This fallacy, also called argument to the point of disgust, happens when a person thinks simply repeating a statement (whether fact or fiction) makes it true.
This one is easy to spot, but apparently not so easy to stop. Creationists will say things like, “Evolution is only a theory” over and over. Anyone educated enough understands that the word theory has different implications in science when compared to its everyday use. However, someone dependent on argumentum ad nauseam won’t stop once this is conveyed. In fact, that person may simply keep repeating his argument over your argument. It can be annoying and very frustrating.
A person may also use this fallacy when she is trying to hide from the truth of something or keep from admitting a mistake. For example, let’s say Billy’s mother (let’s call her Jane) finds out that Billy, who’s about fourteen, is doing illegal drugs. She may not want to admit that her sweet boy is doing anything along those lines. Jane may keep telling herself that Billy’s drug use is not possible; he could never do that, etc. This isn’t a fallacy like we see in a debate. This is more of a personal application.

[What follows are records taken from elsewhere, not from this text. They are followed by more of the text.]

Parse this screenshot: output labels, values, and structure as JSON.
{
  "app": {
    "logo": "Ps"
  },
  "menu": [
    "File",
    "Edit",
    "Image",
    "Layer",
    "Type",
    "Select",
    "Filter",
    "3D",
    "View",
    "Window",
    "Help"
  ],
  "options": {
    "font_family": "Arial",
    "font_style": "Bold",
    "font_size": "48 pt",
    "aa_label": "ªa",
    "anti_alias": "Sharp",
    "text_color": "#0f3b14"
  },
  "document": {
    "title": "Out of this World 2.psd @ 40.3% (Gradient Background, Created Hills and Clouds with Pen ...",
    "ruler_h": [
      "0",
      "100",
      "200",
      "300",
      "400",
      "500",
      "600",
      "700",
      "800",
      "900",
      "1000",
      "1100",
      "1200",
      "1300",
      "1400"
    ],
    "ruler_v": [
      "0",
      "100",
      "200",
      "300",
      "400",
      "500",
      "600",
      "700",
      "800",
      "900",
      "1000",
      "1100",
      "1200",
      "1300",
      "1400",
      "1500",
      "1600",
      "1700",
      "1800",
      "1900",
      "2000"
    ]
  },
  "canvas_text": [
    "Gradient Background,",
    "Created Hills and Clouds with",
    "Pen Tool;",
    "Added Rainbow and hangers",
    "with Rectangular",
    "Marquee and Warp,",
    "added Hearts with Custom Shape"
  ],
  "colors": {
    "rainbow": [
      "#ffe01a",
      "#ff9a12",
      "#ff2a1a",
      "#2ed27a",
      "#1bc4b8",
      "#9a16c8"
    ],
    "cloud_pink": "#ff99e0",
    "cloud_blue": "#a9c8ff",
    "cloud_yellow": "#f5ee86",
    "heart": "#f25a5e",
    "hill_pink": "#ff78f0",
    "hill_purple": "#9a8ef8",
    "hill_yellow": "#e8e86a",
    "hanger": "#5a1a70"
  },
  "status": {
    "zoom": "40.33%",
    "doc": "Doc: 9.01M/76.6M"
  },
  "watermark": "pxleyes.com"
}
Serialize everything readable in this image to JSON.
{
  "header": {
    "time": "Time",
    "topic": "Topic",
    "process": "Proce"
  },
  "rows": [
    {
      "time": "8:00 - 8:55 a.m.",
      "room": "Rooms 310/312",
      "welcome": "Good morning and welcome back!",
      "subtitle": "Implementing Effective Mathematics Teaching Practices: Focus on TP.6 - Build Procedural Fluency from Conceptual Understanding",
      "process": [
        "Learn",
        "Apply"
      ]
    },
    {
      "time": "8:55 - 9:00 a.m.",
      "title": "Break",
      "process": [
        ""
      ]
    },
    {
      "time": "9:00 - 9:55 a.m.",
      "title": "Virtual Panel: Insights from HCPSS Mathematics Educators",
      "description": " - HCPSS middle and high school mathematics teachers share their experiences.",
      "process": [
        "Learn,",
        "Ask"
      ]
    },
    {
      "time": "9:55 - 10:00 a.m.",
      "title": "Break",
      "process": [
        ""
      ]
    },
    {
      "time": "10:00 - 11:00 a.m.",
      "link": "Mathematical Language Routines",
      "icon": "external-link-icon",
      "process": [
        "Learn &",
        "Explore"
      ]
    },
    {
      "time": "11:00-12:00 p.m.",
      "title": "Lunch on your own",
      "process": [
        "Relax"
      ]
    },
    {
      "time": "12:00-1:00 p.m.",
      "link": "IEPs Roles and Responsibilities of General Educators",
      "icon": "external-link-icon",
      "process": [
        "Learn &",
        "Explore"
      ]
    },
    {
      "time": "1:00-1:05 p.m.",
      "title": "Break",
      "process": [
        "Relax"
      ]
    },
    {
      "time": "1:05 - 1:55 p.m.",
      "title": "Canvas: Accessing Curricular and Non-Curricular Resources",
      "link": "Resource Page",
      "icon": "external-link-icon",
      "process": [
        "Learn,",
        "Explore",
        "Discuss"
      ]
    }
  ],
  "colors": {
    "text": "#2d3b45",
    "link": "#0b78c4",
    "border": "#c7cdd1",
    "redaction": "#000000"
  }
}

However, just like in a debate, no matter how many times Jane repeats it to herself, that repetition doesn’t change the facts of the situation.

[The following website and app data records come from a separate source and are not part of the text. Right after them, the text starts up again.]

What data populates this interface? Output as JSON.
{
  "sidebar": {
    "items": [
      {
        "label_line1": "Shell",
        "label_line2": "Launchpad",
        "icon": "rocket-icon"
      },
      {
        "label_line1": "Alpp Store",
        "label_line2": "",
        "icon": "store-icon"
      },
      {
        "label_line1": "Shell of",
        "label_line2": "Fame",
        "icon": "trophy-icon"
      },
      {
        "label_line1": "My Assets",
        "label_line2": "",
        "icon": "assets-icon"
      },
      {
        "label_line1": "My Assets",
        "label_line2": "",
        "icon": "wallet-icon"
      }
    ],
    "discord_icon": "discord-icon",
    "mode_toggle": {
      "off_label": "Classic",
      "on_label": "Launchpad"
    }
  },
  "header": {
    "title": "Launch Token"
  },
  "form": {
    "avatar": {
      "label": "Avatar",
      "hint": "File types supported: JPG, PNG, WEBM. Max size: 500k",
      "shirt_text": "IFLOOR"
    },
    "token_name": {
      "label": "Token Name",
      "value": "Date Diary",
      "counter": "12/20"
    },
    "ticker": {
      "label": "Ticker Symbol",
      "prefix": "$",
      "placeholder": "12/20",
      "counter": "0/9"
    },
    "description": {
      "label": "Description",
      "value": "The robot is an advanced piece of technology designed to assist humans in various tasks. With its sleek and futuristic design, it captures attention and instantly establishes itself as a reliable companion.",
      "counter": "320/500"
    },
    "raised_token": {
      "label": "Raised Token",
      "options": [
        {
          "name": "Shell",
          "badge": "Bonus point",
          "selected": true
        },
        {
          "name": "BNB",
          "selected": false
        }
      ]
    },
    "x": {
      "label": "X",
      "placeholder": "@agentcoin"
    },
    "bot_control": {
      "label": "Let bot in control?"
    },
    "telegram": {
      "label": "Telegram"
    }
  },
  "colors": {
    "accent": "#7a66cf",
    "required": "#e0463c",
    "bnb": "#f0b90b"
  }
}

Repeating like this is usually easy to detect, but you’d be surprised how many people fall for it. Politicians and news pundits have a bad habit of repeating a statement or catch phrase over and over again without adding any substance to it. It can seep into peoples’ brains and convince them that a fact is fiction. Humans like repetition. It’s safe and gives us a secure feeling. It seems simple, but that may be why this fallacy works so often.